▶ [Data about app and page elements]
BEGIN

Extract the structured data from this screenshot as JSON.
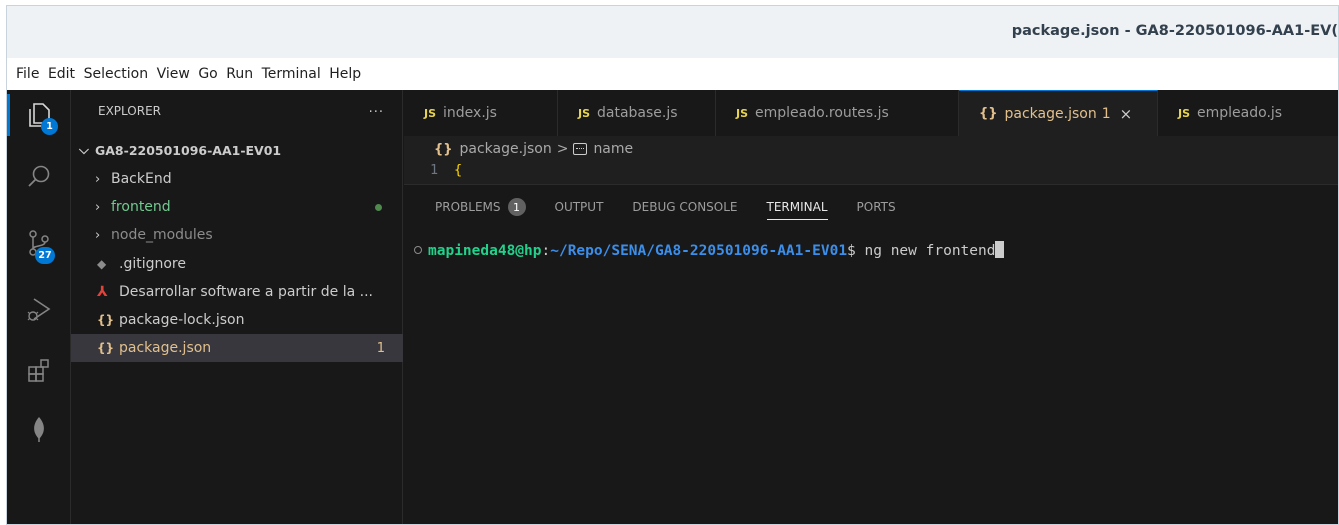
{
  "window": {
    "title": "package.json - GA8-220501096-AA1-EV("
  },
  "menubar": [
    "File",
    "Edit",
    "Selection",
    "View",
    "Go",
    "Run",
    "Terminal",
    "Help"
  ],
  "activitybar": {
    "explorer_badge": "1",
    "scm_badge": "27"
  },
  "sidebar": {
    "header": "EXPLORER",
    "more": "···",
    "root": "GA8-220501096-AA1-EV01",
    "items": [
      {
        "label": "BackEnd",
        "type": "folder",
        "color": "#cccccc"
      },
      {
        "label": "frontend",
        "type": "folder",
        "color": "#73c991"
      },
      {
        "label": "node_modules",
        "type": "folder",
        "color": "#8c8c8c"
      },
      {
        "label": ".gitignore",
        "type": "file",
        "icon": "git-diamond-icon",
        "color": "#cccccc"
      },
      {
        "label": "Desarrollar software a partir de la ...",
        "type": "file",
        "icon": "pdf-icon",
        "color": "#cccccc"
      },
      {
        "label": "package-lock.json",
        "type": "file",
        "icon": "json-icon",
        "color": "#cccccc"
      },
      {
        "label": "package.json",
        "type": "file",
        "icon": "json-icon",
        "color": "#e2c08d",
        "problems": "1"
      }
    ]
  },
  "tabs": [
    {
      "label": "index.js",
      "kind": "JS"
    },
    {
      "label": "database.js",
      "kind": "JS"
    },
    {
      "label": "empleado.routes.js",
      "kind": "JS"
    },
    {
      "label": "package.json",
      "kind": "{}",
      "count": "1",
      "close": "×"
    },
    {
      "label": "empleado.js",
      "kind": "JS"
    }
  ],
  "breadcrumb": {
    "file": "package.json",
    "separator": ">",
    "symbol": "name"
  },
  "code": {
    "line_number": "1",
    "text": "{"
  },
  "panel": {
    "tabs": [
      "PROBLEMS",
      "OUTPUT",
      "DEBUG CONSOLE",
      "TERMINAL",
      "PORTS"
    ],
    "problems_count": "1",
    "active_tab": "TERMINAL"
  },
  "terminal": {
    "user": "mapineda48@hp",
    "colon": ":",
    "path": "~/Repo/SENA/GA8-220501096-AA1-EV01",
    "prompt": "$ ",
    "command": "ng new frontend"
  },
  "colors": {
    "accent": "#0078d4",
    "user": "#23d18b",
    "path": "#3b8eea",
    "json": "#e2c08d"
  }
}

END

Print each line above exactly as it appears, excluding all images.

▶ [Solution below]
Extract the structured data from this screenshot as JSON.
{
  "window": {
    "title": "package.json - GA8-220501096-AA1-EV("
  },
  "menubar": [
    "File",
    "Edit",
    "Selection",
    "View",
    "Go",
    "Run",
    "Terminal",
    "Help"
  ],
  "activitybar": {
    "explorer_badge": "1",
    "scm_badge": "27"
  },
  "sidebar": {
    "header": "EXPLORER",
    "more": "···",
    "root": "GA8-220501096-AA1-EV01",
    "items": [
      {
        "label": "BackEnd",
        "type": "folder",
        "color": "#cccccc"
      },
      {
        "label": "frontend",
        "type": "folder",
        "color": "#73c991"
      },
      {
        "label": "node_modules",
        "type": "folder",
        "color": "#8c8c8c"
      },
      {
        "label": ".gitignore",
        "type": "file",
        "icon": "git-diamond-icon",
        "color": "#cccccc"
      },
      {
        "label": "Desarrollar software a partir de la ...",
        "type": "file",
        "icon": "pdf-icon",
        "color": "#cccccc"
      },
      {
        "label": "package-lock.json",
        "type": "file",
        "icon": "json-icon",
        "color": "#cccccc"
      },
      {
        "label": "package.json",
        "type": "file",
        "icon": "json-icon",
        "color": "#e2c08d",
        "problems": "1"
      }
    ]
  },
  "tabs": [
    {
      "label": "index.js",
      "kind": "JS"
    },
    {
      "label": "database.js",
      "kind": "JS"
    },
    {
      "label": "empleado.routes.js",
      "kind": "JS"
    },
    {
      "label": "package.json",
      "kind": "{}",
      "count": "1",
      "close": "×"
    },
    {
      "label": "empleado.js",
      "kind": "JS"
    }
  ],
  "breadcrumb": {
    "file": "package.json",
    "separator": ">",
    "symbol": "name"
  },
  "code": {
    "line_number": "1",
    "text": "{"
  },
  "panel": {
    "tabs": [
      "PROBLEMS",
      "OUTPUT",
      "DEBUG CONSOLE",
      "TERMINAL",
      "PORTS"
    ],
    "problems_count": "1",
    "active_tab": "TERMINAL"
  },
  "terminal": {
    "user": "mapineda48@hp",
    "colon": ":",
    "path": "~/Repo/SENA/GA8-220501096-AA1-EV01",
    "prompt": "$ ",
    "command": "ng new frontend"
  },
  "colors": {
    "accent": "#0078d4",
    "user": "#23d18b",
    "path": "#3b8eea",
    "json": "#e2c08d"
  }
}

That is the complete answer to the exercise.